Michael Detamore‘s laboratory at the University of Kansas Medical Center has used mesenchymal stem cells from connective tissue in human umbilical cord tissue to form structures that have some although not all features of human hair.
Human umbilical cord contains a unique connective tissue called “Wharton’s jelly.” Wharton’s jelly expands after birth to staunch bleeding from the umbilical veins and arteries. Within Wharton’s jelly is a mesenchymal stem cell population called Wharton’s Jelly Mesenchymal Stromal Cells or WJMSCs. Experiments in a variety of labs have shown that WJMSCs have differentiate into bone, cartilage, muscle, and neural cells. Recently, several labs have used three-dimensional culture systems to get WJMSCs to differentiate into tubular and endometrial cells.
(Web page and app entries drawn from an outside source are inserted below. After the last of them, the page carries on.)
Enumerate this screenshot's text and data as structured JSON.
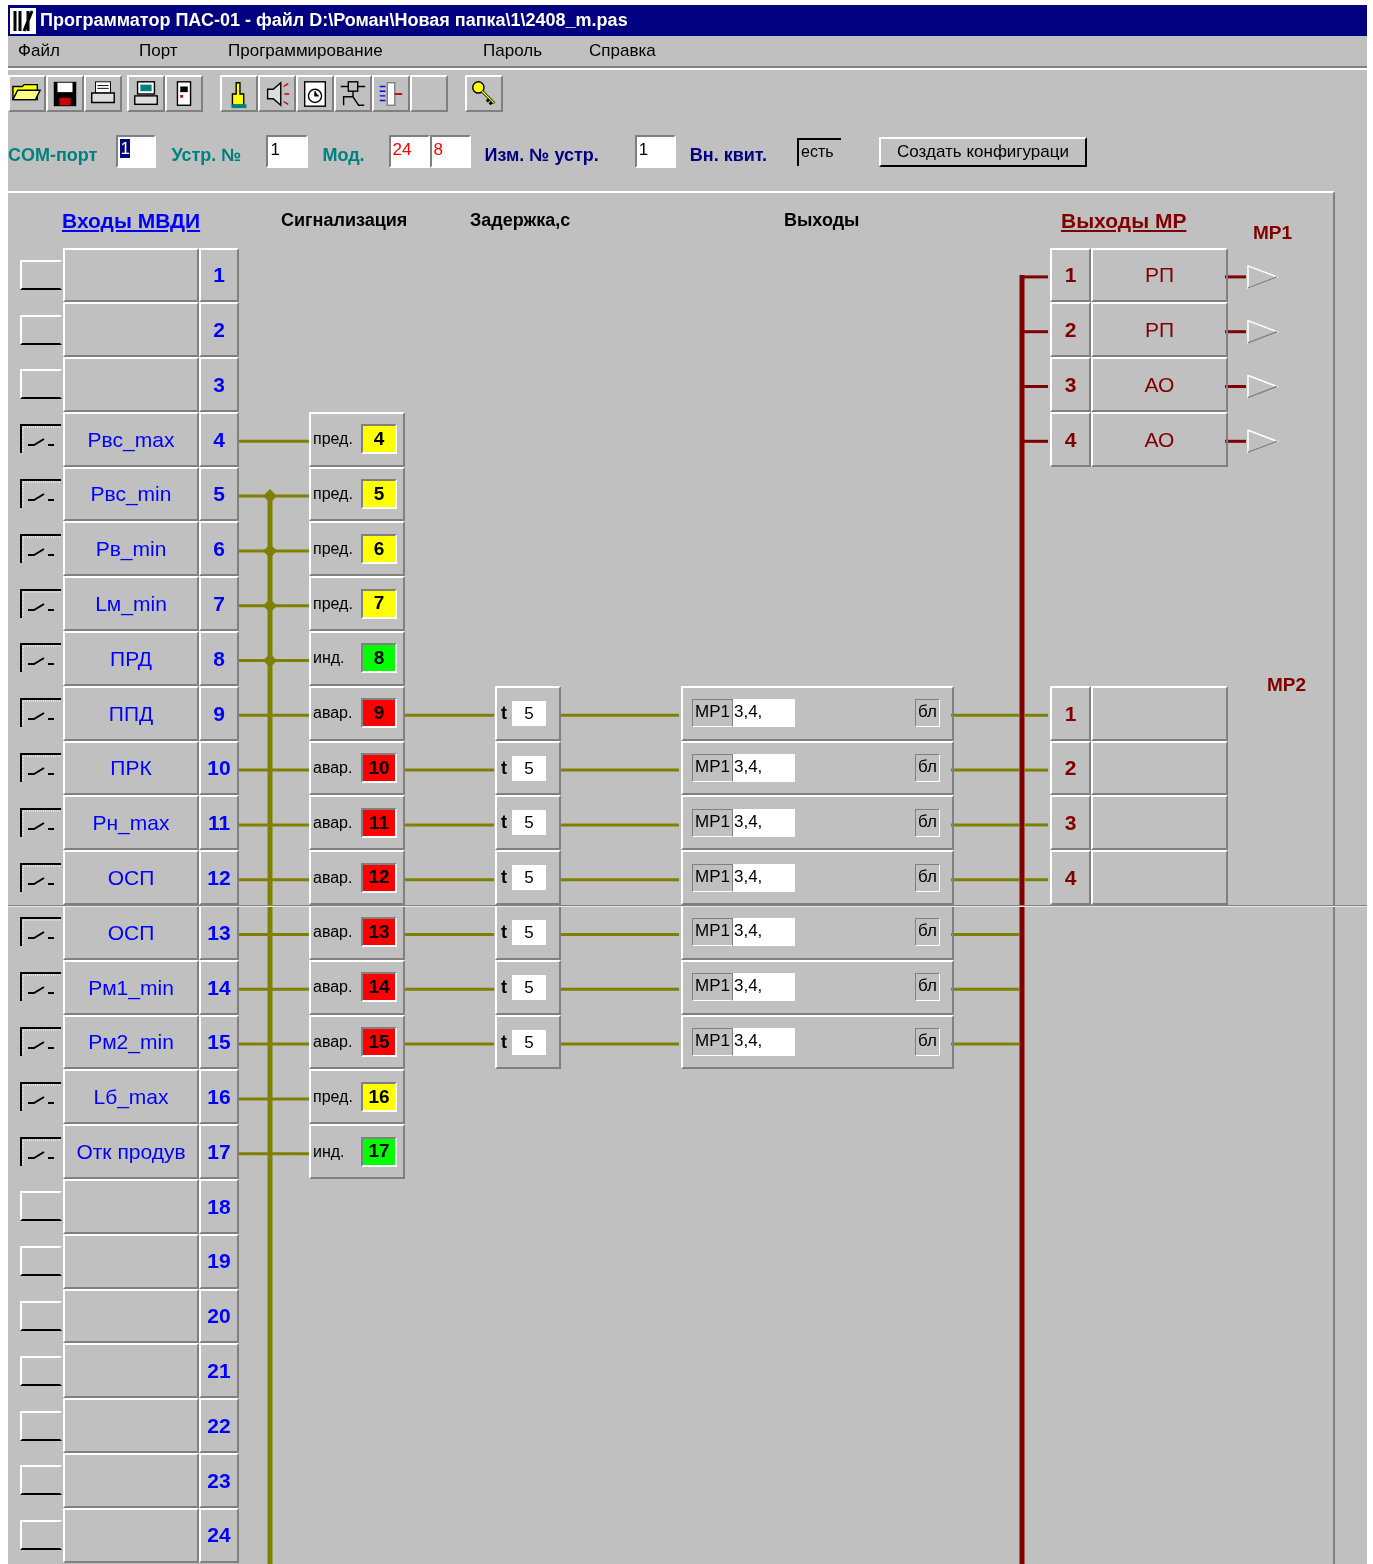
{
  "window": {
    "title": "Программатор ПАС-01 - файл D:\\Роман\\Новая папка\\1\\2408_m.pas"
  },
  "menu": [
    "Файл",
    "Порт",
    "Программирование",
    "Пароль",
    "Справка"
  ],
  "settings": {
    "com_port_label": "COM-порт",
    "com_port": "1",
    "device_label": "Устр. №",
    "device": "1",
    "mod_label": "Мод.",
    "mod": [
      "24",
      "8"
    ],
    "change_label": "Изм. № устр.",
    "change": "1",
    "ack_label": "Вн. квит.",
    "ack": "есть",
    "create_button": "Создать конфигураци"
  },
  "headers": {
    "inputs": "Входы МВДИ",
    "signalling": "Сигнализация",
    "delay": "Задержка,с",
    "outputs": "Выходы",
    "relay_outputs": "Выходы МР"
  },
  "rows": [
    {
      "number": "1",
      "switch": false
    },
    {
      "number": "2",
      "switch": false
    },
    {
      "number": "3",
      "switch": false
    },
    {
      "number": "4",
      "switch": true,
      "name": "Рвс_max",
      "junction": false,
      "signal": {
        "kind": "warning",
        "label": "пред.",
        "code": "4"
      }
    },
    {
      "number": "5",
      "switch": true,
      "name": "Рвс_min",
      "junction": true,
      "signal": {
        "kind": "warning",
        "label": "пред.",
        "code": "5"
      }
    },
    {
      "number": "6",
      "switch": true,
      "name": "Рв_min",
      "junction": true,
      "signal": {
        "kind": "warning",
        "label": "пред.",
        "code": "6"
      }
    },
    {
      "number": "7",
      "switch": true,
      "name": "Lм_min",
      "junction": true,
      "signal": {
        "kind": "warning",
        "label": "пред.",
        "code": "7"
      }
    },
    {
      "number": "8",
      "switch": true,
      "name": "ПРД",
      "junction": true,
      "signal": {
        "kind": "indication",
        "label": "инд.",
        "code": "8"
      }
    },
    {
      "number": "9",
      "switch": true,
      "name": "ППД",
      "junction": false,
      "signal": {
        "kind": "alarm",
        "label": "авар.",
        "code": "9"
      },
      "delay": {
        "label": "t",
        "value": "5"
      },
      "output": {
        "relay": "МР1",
        "value": "3,4,",
        "block": "бл"
      }
    },
    {
      "number": "10",
      "switch": true,
      "name": "ПРК",
      "junction": false,
      "signal": {
        "kind": "alarm",
        "label": "авар.",
        "code": "10"
      },
      "delay": {
        "label": "t",
        "value": "5"
      },
      "output": {
        "relay": "МР1",
        "value": "3,4,",
        "block": "бл"
      }
    },
    {
      "number": "11",
      "switch": true,
      "name": "Рн_max",
      "junction": false,
      "signal": {
        "kind": "alarm",
        "label": "авар.",
        "code": "11"
      },
      "delay": {
        "label": "t",
        "value": "5"
      },
      "output": {
        "relay": "МР1",
        "value": "3,4,",
        "block": "бл"
      }
    },
    {
      "number": "12",
      "switch": true,
      "name": "ОСП",
      "junction": false,
      "signal": {
        "kind": "alarm",
        "label": "авар.",
        "code": "12"
      },
      "delay": {
        "label": "t",
        "value": "5"
      },
      "output": {
        "relay": "МР1",
        "value": "3,4,",
        "block": "бл"
      }
    },
    {
      "number": "13",
      "switch": true,
      "name": "ОСП",
      "junction": false,
      "signal": {
        "kind": "alarm",
        "label": "авар.",
        "code": "13"
      },
      "delay": {
        "label": "t",
        "value": "5"
      },
      "output": {
        "relay": "МР1",
        "value": "3,4,",
        "block": "бл"
      }
    },
    {
      "number": "14",
      "switch": true,
      "name": "Рм1_min",
      "junction": false,
      "signal": {
        "kind": "alarm",
        "label": "авар.",
        "code": "14"
      },
      "delay": {
        "label": "t",
        "value": "5"
      },
      "output": {
        "relay": "МР1",
        "value": "3,4,",
        "block": "бл"
      }
    },
    {
      "number": "15",
      "switch": true,
      "name": "Рм2_min",
      "junction": false,
      "signal": {
        "kind": "alarm",
        "label": "авар.",
        "code": "15"
      },
      "delay": {
        "label": "t",
        "value": "5"
      },
      "output": {
        "relay": "МР1",
        "value": "3,4,",
        "block": "бл"
      }
    },
    {
      "number": "16",
      "switch": true,
      "name": "Lб_max",
      "junction": false,
      "signal": {
        "kind": "warning",
        "label": "пред.",
        "code": "16"
      }
    },
    {
      "number": "17",
      "switch": true,
      "name": "Отк продув",
      "junction": false,
      "signal": {
        "kind": "indication",
        "label": "инд.",
        "code": "17"
      }
    },
    {
      "number": "18",
      "switch": false
    },
    {
      "number": "19",
      "switch": false
    },
    {
      "number": "20",
      "switch": false
    },
    {
      "number": "21",
      "switch": false
    },
    {
      "number": "22",
      "switch": false
    },
    {
      "number": "23",
      "switch": false
    },
    {
      "number": "24",
      "switch": false
    }
  ],
  "relays": [
    {
      "label": "МР1",
      "outputs": [
        {
          "number": "1",
          "name": "РП",
          "arrow": true
        },
        {
          "number": "2",
          "name": "РП",
          "arrow": true
        },
        {
          "number": "3",
          "name": "АО",
          "arrow": true
        },
        {
          "number": "4",
          "name": "АО",
          "arrow": true
        }
      ]
    },
    {
      "label": "МР2",
      "outputs": [
        {
          "number": "1",
          "arrow": false
        },
        {
          "number": "2",
          "arrow": false
        },
        {
          "number": "3",
          "arrow": false
        },
        {
          "number": "4",
          "arrow": false
        }
      ]
    }
  ]
}
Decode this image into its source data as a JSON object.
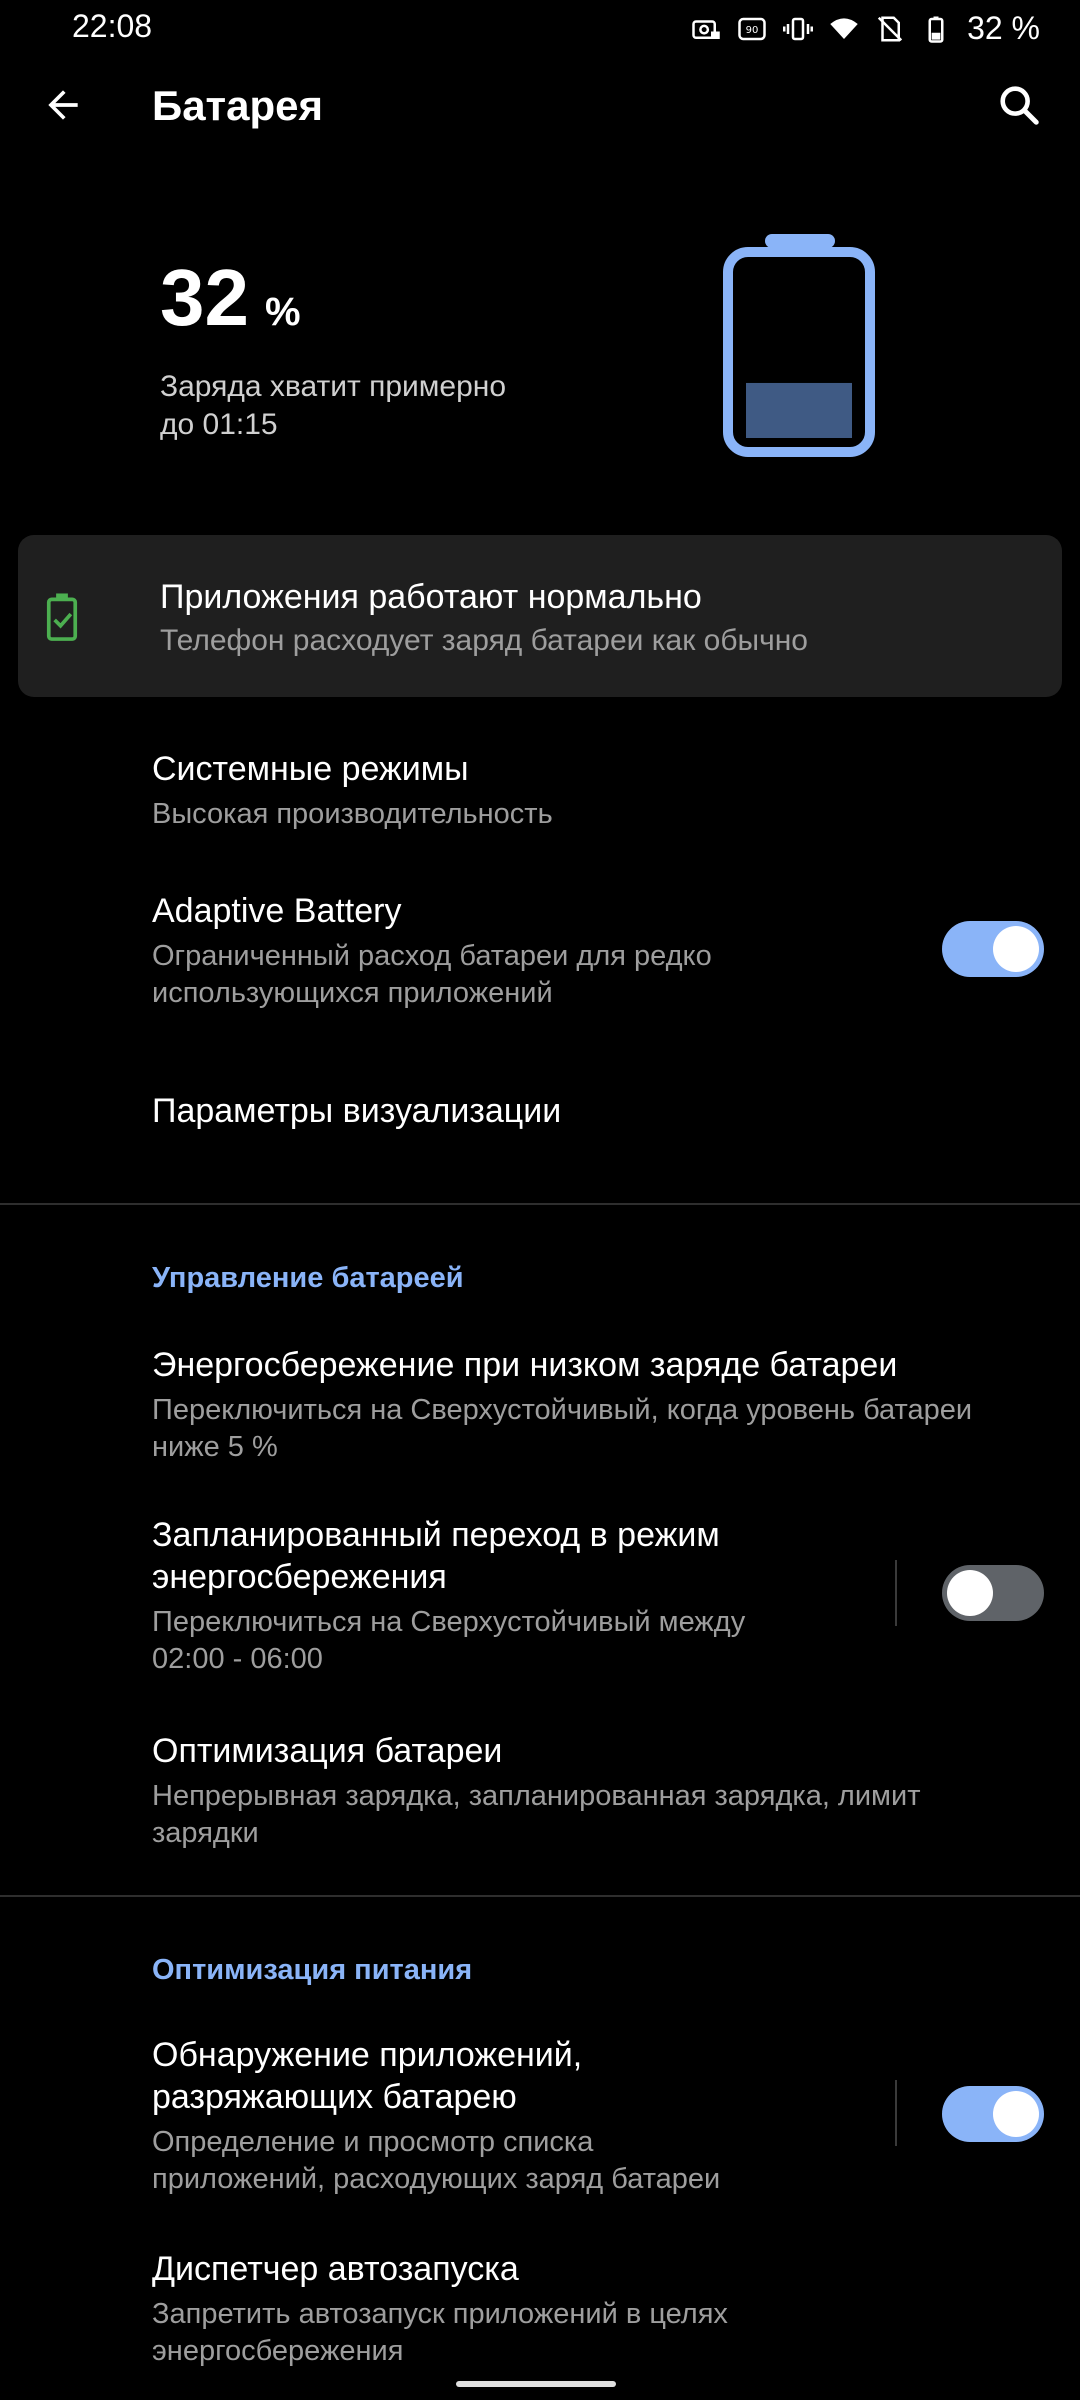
{
  "status": {
    "time": "22:08",
    "battery_text": "32 %"
  },
  "header": {
    "title": "Батарея"
  },
  "battery": {
    "percent": "32",
    "percent_sign": "%",
    "level": 0.32,
    "estimate_line1": "Заряда хватит примерно",
    "estimate_line2": "до 01:15",
    "accent": "#8ab4f8",
    "fill": "#3f5a84"
  },
  "status_card": {
    "title": "Приложения работают нормально",
    "subtitle": "Телефон расходует заряд батареи как обычно",
    "icon_color": "#4caf50"
  },
  "items": {
    "system_modes": {
      "title": "Системные режимы",
      "subtitle": "Высокая производительность"
    },
    "adaptive_battery": {
      "title": "Adaptive Battery",
      "subtitle_line1": "Ограниченный расход батареи для редко",
      "subtitle_line2": "использующихся приложений",
      "enabled": true
    },
    "visualization": {
      "title": "Параметры визуализации"
    },
    "low_battery_saver": {
      "title": "Энергосбережение при низком заряде батареи",
      "subtitle_line1": "Переключиться на Сверхустойчивый, когда уровень батареи",
      "subtitle_line2": "ниже 5 %"
    },
    "scheduled_saver": {
      "title_line1": "Запланированный переход в режим",
      "title_line2": "энергосбережения",
      "subtitle_line1": "Переключиться на Сверхустойчивый между",
      "subtitle_line2": "02:00 - 06:00",
      "enabled": false
    },
    "battery_optimization": {
      "title": "Оптимизация батареи",
      "subtitle_line1": "Непрерывная зарядка, запланированная зарядка, лимит",
      "subtitle_line2": "зарядки"
    },
    "drain_detection": {
      "title_line1": "Обнаружение приложений,",
      "title_line2": "разряжающих батарею",
      "subtitle_line1": "Определение и просмотр списка",
      "subtitle_line2": "приложений, расходующих заряд батареи",
      "enabled": true
    },
    "autostart": {
      "title": "Диспетчер автозапуска",
      "subtitle_line1": "Запретить автозапуск приложений в целях",
      "subtitle_line2": "энергосбережения"
    }
  },
  "sections": {
    "battery_management": "Управление батареей",
    "power_optimization": "Оптимизация питания"
  }
}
Detamore and his co-workers used this three-dimensional culture system to differentiate WJMSCs into layered structures that expressed some of the genes associated with hair follicles and also looked like follicles. The cells formed small spheres of cells known as “spheroids.” Detamore and his colleagues showed that these spheroids can form bone, but during done differentiation, Detamore and the other workers in his lab noticed that the spheroids form protrusions that looked like hairs. See for yourself below.
The other side of the spheroid did form bone, but the hair-like structures did eventually form bone. There are specific genes that are expressed in hair follicles, and these can be used to determine if the projections are actually hair follicles. One of these genes, cytokeratin 19 or CK19, was expressed at pretty high levels in the hair follicles. Another hair-specific gene, CK15 was also expressed in the hair-like structures.
Are these real hair follicles? Probably not, but they seem to be on their way to making hair follicles. Furthermore, the production of these hair-like structures was rather easy. If WJMSCs could be used to make hair, then they might be useful for cosmetic procedures that replace lost hair follicles as a result of baldness.